Bakersfield employees push for COVID premium pay following $22M in bonuses for county workers

·3 min read

Sep. 16—Weeks after the Kern County Board of Supervisors approved $3,000 payments for staff who worked during the coronavirus pandemic, employees of the city of Bakersfield are pushing for their own bonuses.

A group of workers showed up to the Bakersfield City Council meeting on Wednesday to demonstrate in favor of the bonuses. Service Employees International Union Local 521 is in the midst of renegotiating parts of its contract with the city, and any premium pay could be a factor in discussions.

"Our pay has been stagnant, and some employees that work in the city of Bakersfield have a second job. For them to be above water, that's what they have to do unfortunately," said SEIU member and Senior Code Enforcement Officer Ignacio Morales. "Here's a chance for our leaders, our City Council members, to basically show us appreciation, not just tell us, 'hey thank you for your job, good job, we appreciate your job.' Here's a chance for them to do something."

In late August, county supervisors designated $22 million in premium pay to more than 7,000 county employees who were hired before July 1. The allocation was paid for with funds from the American Rescue Plan Act, a $1.9 million federal stimulus package that released $174.8 million to the county.

Other cities have also paid extra to employees who worked during the pandemic, raising the pressure on Bakersfield to do the same. The city received $94.5 million from the plan, and city employees hope a portion can be devoted to bonuses for working during the pandemic.

"Obviously this pandemic has been a major impact to all of us," Morales said, adding that city employees were still becoming sick with COVID-19. "We, as employees, understand the circumstances, and we're doing our best to be safe out there."

The city and SEIU have begun negotiations as part of a reopener, a provision which allows either party to adjust certain aspects of their contract before the term expires.

The process could be an avenue for the city to allocate bonuses to its employees.

In an email to The Californian, city spokesman Joe Conroy declined to comment on the potential of pandemic bonuses due to the confidentiality of the ongoing negotiations, and councilmembers did not comment on the workers' demonstration on Wednesday.

Still, Bakersfield's website says the city is examining the use of ARPA funds for premium pay, in addition to a range of other endeavors.

"The City of Bakersfield recognizes the important role that the SLFRF allocation will have on the community's recovery from the COVID-19 pandemic as well addressing significant needs of its underserved population," a City Manager's Office report on ARPA funds said, using an alternate acronym for the funding source. "The city will be establishing a number of programs intended to address the recovery from the pandemic, especially related to the disproportionate impact it has had on disadvantaged communities."

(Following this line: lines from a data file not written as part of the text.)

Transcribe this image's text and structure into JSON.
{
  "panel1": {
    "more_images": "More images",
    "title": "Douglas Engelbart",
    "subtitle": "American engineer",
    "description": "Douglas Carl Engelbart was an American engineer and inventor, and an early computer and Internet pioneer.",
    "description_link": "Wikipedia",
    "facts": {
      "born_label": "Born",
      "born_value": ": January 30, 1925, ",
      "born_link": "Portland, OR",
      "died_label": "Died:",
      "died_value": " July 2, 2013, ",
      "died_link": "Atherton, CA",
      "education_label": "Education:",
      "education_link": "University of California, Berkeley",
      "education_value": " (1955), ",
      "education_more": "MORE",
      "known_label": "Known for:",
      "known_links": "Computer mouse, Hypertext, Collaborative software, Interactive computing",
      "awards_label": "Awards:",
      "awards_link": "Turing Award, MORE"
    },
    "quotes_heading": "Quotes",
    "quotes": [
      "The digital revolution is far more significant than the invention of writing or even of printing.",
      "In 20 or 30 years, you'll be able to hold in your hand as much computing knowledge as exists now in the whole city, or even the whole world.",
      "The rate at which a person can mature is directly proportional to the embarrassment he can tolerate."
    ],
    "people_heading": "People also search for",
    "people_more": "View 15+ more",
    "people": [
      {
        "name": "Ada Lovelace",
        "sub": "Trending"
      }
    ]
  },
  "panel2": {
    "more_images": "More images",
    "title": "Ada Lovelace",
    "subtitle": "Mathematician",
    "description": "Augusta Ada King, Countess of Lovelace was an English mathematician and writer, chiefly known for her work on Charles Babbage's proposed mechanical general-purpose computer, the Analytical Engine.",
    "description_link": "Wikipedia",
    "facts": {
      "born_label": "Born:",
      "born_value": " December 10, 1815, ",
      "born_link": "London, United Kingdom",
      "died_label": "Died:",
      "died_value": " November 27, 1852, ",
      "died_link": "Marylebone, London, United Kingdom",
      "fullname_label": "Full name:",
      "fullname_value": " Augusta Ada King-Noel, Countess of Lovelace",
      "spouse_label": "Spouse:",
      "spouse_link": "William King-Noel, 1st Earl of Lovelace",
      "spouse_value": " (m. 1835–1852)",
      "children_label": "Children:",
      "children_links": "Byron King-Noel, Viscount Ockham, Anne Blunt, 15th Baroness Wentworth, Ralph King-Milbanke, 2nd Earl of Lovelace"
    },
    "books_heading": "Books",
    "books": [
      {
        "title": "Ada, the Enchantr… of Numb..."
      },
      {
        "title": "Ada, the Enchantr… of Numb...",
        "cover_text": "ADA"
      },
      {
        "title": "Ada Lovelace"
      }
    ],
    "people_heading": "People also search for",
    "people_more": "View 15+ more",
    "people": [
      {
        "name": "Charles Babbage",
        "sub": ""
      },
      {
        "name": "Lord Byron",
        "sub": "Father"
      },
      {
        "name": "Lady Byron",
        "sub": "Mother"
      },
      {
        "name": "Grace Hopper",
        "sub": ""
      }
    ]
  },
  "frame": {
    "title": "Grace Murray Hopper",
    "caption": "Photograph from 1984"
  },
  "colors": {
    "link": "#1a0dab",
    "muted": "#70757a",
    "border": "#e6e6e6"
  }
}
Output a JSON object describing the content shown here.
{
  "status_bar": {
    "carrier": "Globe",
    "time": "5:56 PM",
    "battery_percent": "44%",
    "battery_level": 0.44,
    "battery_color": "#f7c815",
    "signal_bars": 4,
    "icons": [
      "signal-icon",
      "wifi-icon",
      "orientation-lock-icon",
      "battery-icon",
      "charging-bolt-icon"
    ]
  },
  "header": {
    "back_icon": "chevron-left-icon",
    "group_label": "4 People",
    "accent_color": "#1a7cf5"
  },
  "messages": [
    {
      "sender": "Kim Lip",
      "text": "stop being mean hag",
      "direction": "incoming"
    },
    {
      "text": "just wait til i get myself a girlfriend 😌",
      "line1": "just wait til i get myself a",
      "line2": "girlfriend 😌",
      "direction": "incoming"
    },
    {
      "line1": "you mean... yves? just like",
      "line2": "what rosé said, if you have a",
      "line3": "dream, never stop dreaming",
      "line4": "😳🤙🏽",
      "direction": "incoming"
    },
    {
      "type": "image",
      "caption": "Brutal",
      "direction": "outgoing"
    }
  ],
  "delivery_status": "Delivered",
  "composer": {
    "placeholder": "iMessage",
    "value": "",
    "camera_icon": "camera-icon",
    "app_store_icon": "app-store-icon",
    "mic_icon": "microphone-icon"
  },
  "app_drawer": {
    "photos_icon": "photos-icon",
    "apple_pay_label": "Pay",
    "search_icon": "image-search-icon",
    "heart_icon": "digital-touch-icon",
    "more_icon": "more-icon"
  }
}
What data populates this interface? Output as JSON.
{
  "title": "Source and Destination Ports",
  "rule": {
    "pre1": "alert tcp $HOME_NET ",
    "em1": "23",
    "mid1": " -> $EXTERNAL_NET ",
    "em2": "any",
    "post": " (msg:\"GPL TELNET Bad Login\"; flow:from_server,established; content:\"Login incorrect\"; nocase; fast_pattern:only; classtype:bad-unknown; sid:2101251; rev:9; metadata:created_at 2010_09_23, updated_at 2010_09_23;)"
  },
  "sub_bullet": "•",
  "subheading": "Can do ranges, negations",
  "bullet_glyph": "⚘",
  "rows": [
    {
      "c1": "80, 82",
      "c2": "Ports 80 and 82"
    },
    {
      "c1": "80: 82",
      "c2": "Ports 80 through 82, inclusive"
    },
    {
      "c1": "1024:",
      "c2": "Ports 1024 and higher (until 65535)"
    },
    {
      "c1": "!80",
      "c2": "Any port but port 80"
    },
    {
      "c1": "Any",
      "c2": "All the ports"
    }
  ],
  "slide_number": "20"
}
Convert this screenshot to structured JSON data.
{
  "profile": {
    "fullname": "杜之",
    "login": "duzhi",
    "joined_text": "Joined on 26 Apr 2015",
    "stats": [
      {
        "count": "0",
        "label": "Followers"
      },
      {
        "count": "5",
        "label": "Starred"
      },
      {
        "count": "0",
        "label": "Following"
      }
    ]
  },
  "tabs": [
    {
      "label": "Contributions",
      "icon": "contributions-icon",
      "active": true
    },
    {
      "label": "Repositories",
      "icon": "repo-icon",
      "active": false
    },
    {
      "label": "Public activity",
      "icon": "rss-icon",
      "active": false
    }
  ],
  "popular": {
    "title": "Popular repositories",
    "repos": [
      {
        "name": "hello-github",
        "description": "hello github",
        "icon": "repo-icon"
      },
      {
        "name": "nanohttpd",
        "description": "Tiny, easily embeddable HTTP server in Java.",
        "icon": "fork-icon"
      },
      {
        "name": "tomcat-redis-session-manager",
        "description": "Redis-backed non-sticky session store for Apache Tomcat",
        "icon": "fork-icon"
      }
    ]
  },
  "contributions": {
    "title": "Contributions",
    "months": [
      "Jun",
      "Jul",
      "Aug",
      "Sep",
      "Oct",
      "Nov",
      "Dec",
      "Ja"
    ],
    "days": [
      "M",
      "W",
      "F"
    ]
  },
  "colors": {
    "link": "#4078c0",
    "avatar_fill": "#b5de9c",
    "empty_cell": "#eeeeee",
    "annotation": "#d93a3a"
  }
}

The U.S. Treasury has released an interim ruling saying ARPA money can be spent on premium pay for essential workers. A final ruling is expected soon.

As of Aug. 31, the city has only spent around $5.2 million of the funding on payroll costs for public safety personnel responding to COVID-19, according to the report.

Bakersfield has until 2024 to allocate the funds, which must be spent by 2026.

You can reach Sam Morgen at 661-395-7415. You may also follow him on Twitter @smorgenTBC.